Milwaukee M12 Fuel Surge Hydraulic Impact Driver
Having already reviewed the Milwaukee M18 Surge impact driver, seeing the new Milwaukee M12 Fuel Surge hydraulic impact driver at the 2019 NPS media event gave us a pleasant surprise. The new impact driver is the first 12V subcompact hydraulic driver on the market.
How It Works
The Milwaukee M12 Fuel Surge impact driver uses a hydraulic powertrain instead of a metal-to-metal impact mechanism. More traditionally, we call this oil impulse technology, and the tools deliver much less noise and vibration than traditional impact drivers using anvils. They also maintain their peak torque longer than standard impact drivers due to a longer strike duration. They tend to hit slower, but harder, to deliver a more even, and often faster, driving speed over traditional impacts.
The M12 Fuel Surge hydraulic impact driver works well for driving small to medium diameter fasteners. It also seems like a great MRO tool to handle a variety of tasks. This tool makes a lot of sense for anyone already on the Milwaukee M12 platform.
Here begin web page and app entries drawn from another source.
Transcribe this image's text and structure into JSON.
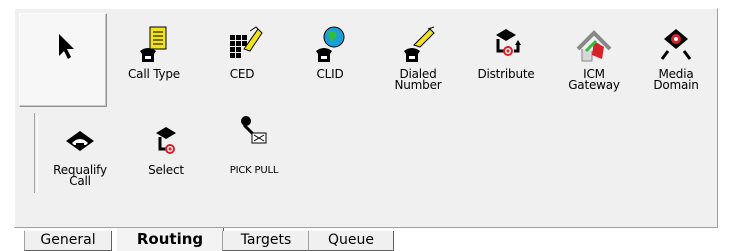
{
  "palette": {
    "tools": [
      {
        "label": "",
        "icon": "pointer-arrow-icon"
      },
      {
        "label": "Call Type",
        "icon": "call-type-icon"
      },
      {
        "label": "CED",
        "icon": "ced-icon"
      },
      {
        "label": "CLID",
        "icon": "clid-icon"
      },
      {
        "label": "Dialed\nNumber",
        "icon": "dialed-number-icon"
      },
      {
        "label": "Distribute",
        "icon": "distribute-icon"
      },
      {
        "label": "ICM\nGateway",
        "icon": "icm-gateway-icon"
      },
      {
        "label": "Media\nDomain",
        "icon": "media-domain-icon"
      },
      {
        "label": "Requalify\nCall",
        "icon": "requalify-call-icon"
      },
      {
        "label": "Select",
        "icon": "select-icon"
      },
      {
        "label": "PICK PULL",
        "icon": "pick-pull-icon"
      }
    ]
  },
  "tabs": [
    {
      "label": "General",
      "active": false
    },
    {
      "label": "Routing",
      "active": true
    },
    {
      "label": "Targets",
      "active": false
    },
    {
      "label": "Queue",
      "active": false
    }
  ],
  "colors": {
    "panel": "#f0f0f0",
    "phone": "#1a1a1a",
    "folder": "#f2e21c",
    "globe": "#1aa0d8",
    "red": "#d6202a"
  }
}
Anyone looking for the power and flexibility of an impact driver, but with less noise should also take a close look at this tool.
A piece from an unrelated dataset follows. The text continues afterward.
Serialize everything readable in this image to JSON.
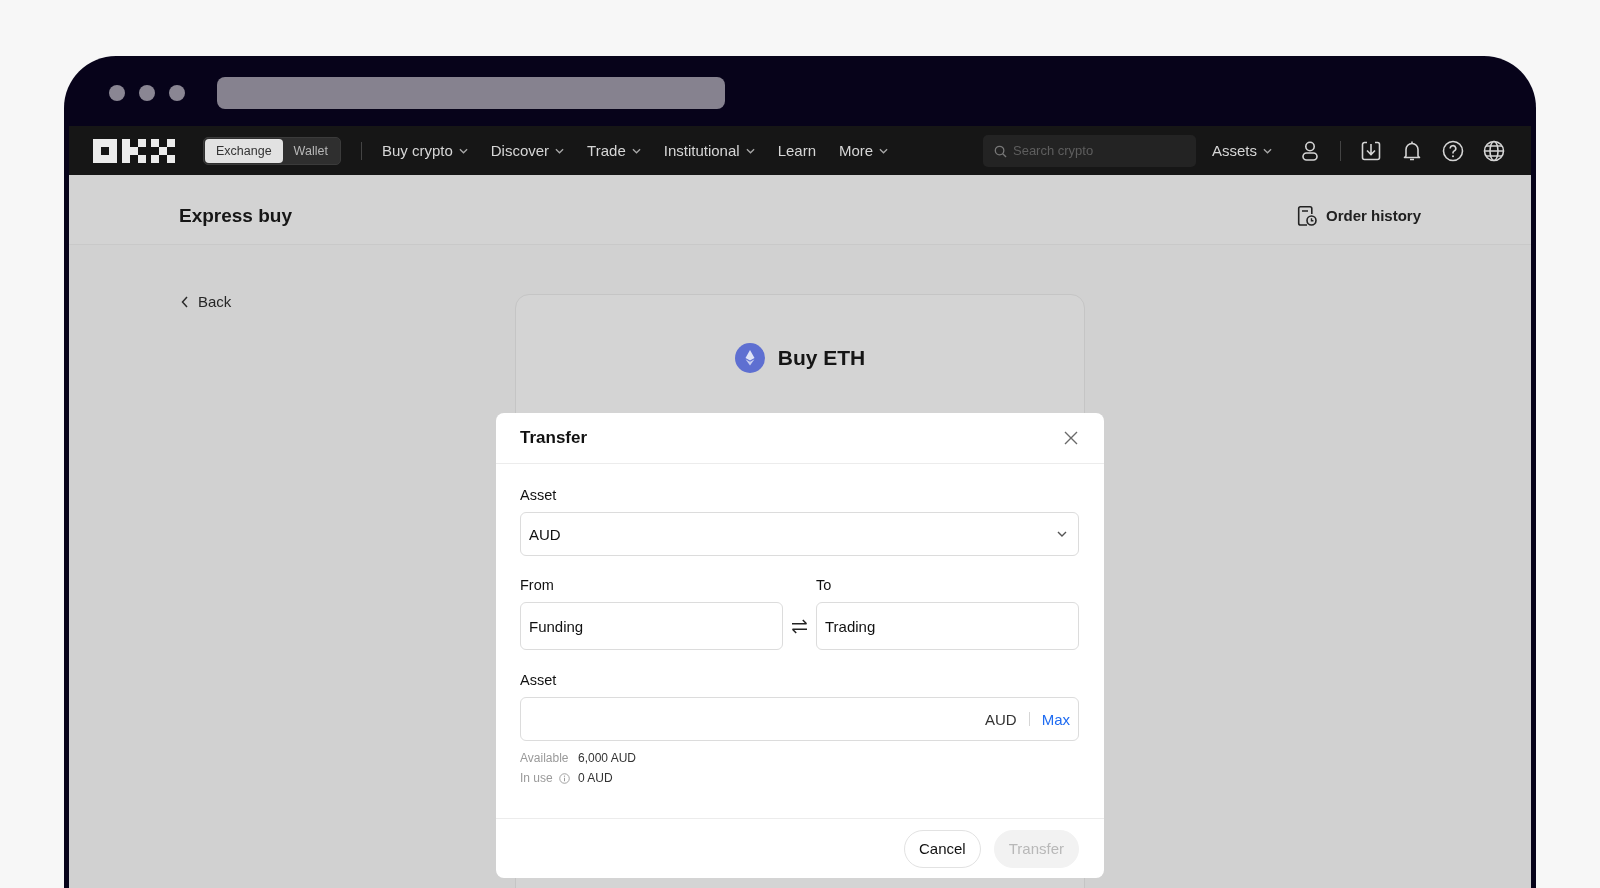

Since the Milwaukee M12 Fuel Surge runs quieter than standard impact drivers, it works really well indoors. It seems particularly well-suited for any work done in an occupied building or for close-quarters work. It’s only too bad it wasn’t around in time for our best hydraulic impact driver shootout.
First of Its Kind?
While this tool certainly isn’t the first cordless hydraulic impact driver on the market, it is the first 12V tool using this technology. We already prefer 12V or subcompact tools over 18V for MRO work or anything that doesn’t require the bulk or premium power of 18V tools.
The Nitty Gritty
This tool can drive fasters at higher setting speeds over a standard impact—in many applications. And with 450 in/lbs of sustained torque, the new tool delivers unmatched performance.
Milwaukee M12 FUEL SURGE Impact Driver Specs
- Model: 2551-20
- RPM: 0 – 1100/2200/3200
- IPM: 0 – 950/2200/3400
Milwaukee M12 FUEL Impact Driver Specs
- Model: 2553-20
- RPM: 0 – 1300/2400/3300
- IPM: 0 – 850/2700/4000
Let’s just start by saying the M12 Fuel Surge is an incredibly impressive tool. Starting with power, we’re seeing fastening torque that’s not too far from the M18 Fuel Surge.
The M18 Fuel version took 1241 in-lbs to break and the M12 Fuel averaged 1026 in-lbs. Against standard 12V impact drivers, it is significantly higher torque than any other model—including the M12 Fuel 2553.
*Note – we measure fastening torque by the amount of torque it takes to break a fastened nut on our rig. The result is not intended to replace manufacturer’s specifications. Check out the details here.
In terms of nut-busting torque, the Milwaukee 2551 Surge consistently broke 2400 in-lbs (200 ft-lbs). Like its fastening torque, it’s stronger than any of the 12V impact drivers we’ve tested.
The compact Surge’s speed is solid, too. In our 1/4″ ledger screw test, it averaged 346 RPM. That’s well under what the 18V hydraulic drivers did, but only its M12 Fuel impact driver cousin had the speed to outperform it among 12V impact drivers.
At 87 decibels, the Milwaukee M12 Fuel Surge is 7–13 decibels quieter than any of our 12V impact drivers. That may not seem like a huge difference, but it actually is.
Splitting the difference in that range, the Surge sounds half as loud as a regular 12V impact driver. And when it comes to sound pressure level, it’s actually 10X softer.
The price is a roughly a $30 premium over the most current M12 Fuel impact driver.
The Bottom Line
18V hydraulic impact drivers force you to trade off performance or bulk to get their quieter, less violent operation. But that’s not the case here. The Milwaukee M12 Fuel Surge hydraulic impact driver is a no-compromise 12V impact driver replacement. Aside from Milwaukee’s M12 Fuel impact driver, it outperforms all of its 12V competition handily.
There’s a slight weight penalty and premium on the price for its convenience, but we think it’s well worth it for MRO in occupied spaces.